Exercise prompt ::
In the material below, which lines hold the word "data"? Pick each one out.
The input section start
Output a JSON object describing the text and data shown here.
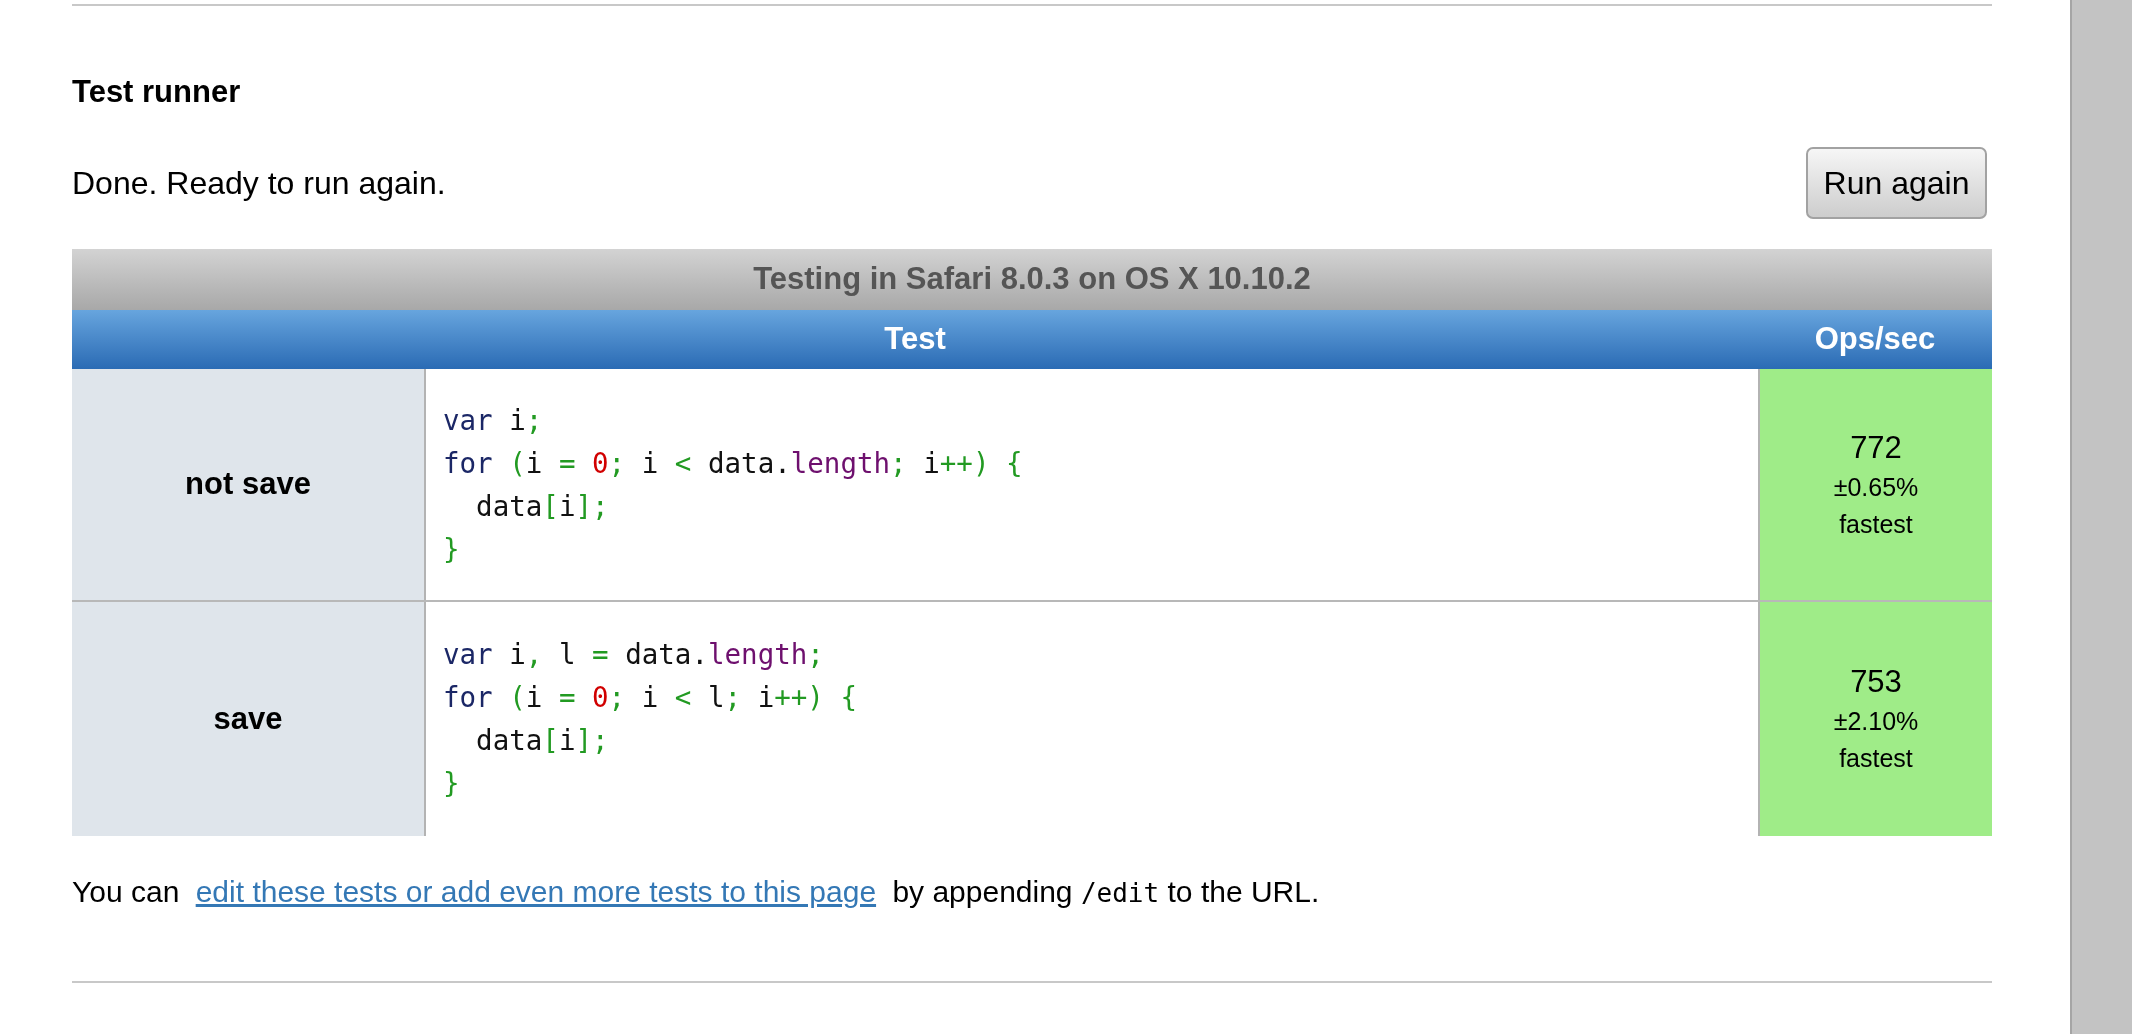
{
  "section": {
    "title": "Test runner",
    "status": "Done. Ready to run again.",
    "run_button": {
      "label": "Run again"
    }
  },
  "results_table": {
    "caption": "Testing in Safari 8.0.3 on OS X 10.10.2",
    "columns": [
      "Test",
      "Ops/sec"
    ],
    "rows": [
      {
        "name": "not save",
        "code": [
          [
            {
              "kind": "keyword",
              "text": "var"
            },
            {
              "kind": "plain",
              "text": " i"
            },
            {
              "kind": "punctuation",
              "text": ";"
            }
          ],
          [
            {
              "kind": "keyword",
              "text": "for "
            },
            {
              "kind": "punctuation",
              "text": "("
            },
            {
              "kind": "plain",
              "text": "i "
            },
            {
              "kind": "punctuation",
              "text": "= "
            },
            {
              "kind": "literal",
              "text": "0"
            },
            {
              "kind": "punctuation",
              "text": ";"
            },
            {
              "kind": "plain",
              "text": " i "
            },
            {
              "kind": "punctuation",
              "text": "<"
            },
            {
              "kind": "plain",
              "text": " data."
            },
            {
              "kind": "property",
              "text": "length"
            },
            {
              "kind": "punctuation",
              "text": ";"
            },
            {
              "kind": "plain",
              "text": " i"
            },
            {
              "kind": "punctuation",
              "text": "++) {"
            }
          ],
          [
            {
              "kind": "plain",
              "text": "  data"
            },
            {
              "kind": "punctuation",
              "text": "["
            },
            {
              "kind": "plain",
              "text": "i"
            },
            {
              "kind": "punctuation",
              "text": "];"
            }
          ],
          [
            {
              "kind": "punctuation",
              "text": "}"
            }
          ]
        ],
        "ops_per_sec": "772",
        "error": "±0.65%",
        "rank": "fastest"
      },
      {
        "name": "save",
        "code": [
          [
            {
              "kind": "keyword",
              "text": "var"
            },
            {
              "kind": "plain",
              "text": " i"
            },
            {
              "kind": "punctuation",
              "text": ", "
            },
            {
              "kind": "plain",
              "text": "l "
            },
            {
              "kind": "punctuation",
              "text": "= "
            },
            {
              "kind": "plain",
              "text": "data."
            },
            {
              "kind": "property",
              "text": "length"
            },
            {
              "kind": "punctuation",
              "text": ";"
            }
          ],
          [
            {
              "kind": "keyword",
              "text": "for "
            },
            {
              "kind": "punctuation",
              "text": "("
            },
            {
              "kind": "plain",
              "text": "i "
            },
            {
              "kind": "punctuation",
              "text": "= "
            },
            {
              "kind": "literal",
              "text": "0"
            },
            {
              "kind": "punctuation",
              "text": ";"
            },
            {
              "kind": "plain",
              "text": " i "
            },
            {
              "kind": "punctuation",
              "text": "<"
            },
            {
              "kind": "plain",
              "text": " l"
            },
            {
              "kind": "punctuation",
              "text": ";"
            },
            {
              "kind": "plain",
              "text": " i"
            },
            {
              "kind": "punctuation",
              "text": "++) {"
            }
          ],
          [
            {
              "kind": "plain",
              "text": "  data"
            },
            {
              "kind": "punctuation",
              "text": "["
            },
            {
              "kind": "plain",
              "text": "i"
            },
            {
              "kind": "punctuation",
              "text": "];"
            }
          ],
          [
            {
              "kind": "punctuation",
              "text": "}"
            }
          ]
        ],
        "ops_per_sec": "753",
        "error": "±2.10%",
        "rank": "fastest"
      }
    ]
  },
  "footer_note": {
    "parts": [
      {
        "kind": "text",
        "text": "You can "
      },
      {
        "kind": "link",
        "text": "edit these tests or add even more tests to this page"
      },
      {
        "kind": "text",
        "text": " by appending "
      },
      {
        "kind": "code",
        "text": "/edit"
      },
      {
        "kind": "text",
        "text": " to the URL."
      }
    ]
  }
}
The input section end
Result of this task ::
Output a JSON object describing the text and data shown here.
              "text": " data."
              "text": "  data"
              "text": "data."
              "text": "  data"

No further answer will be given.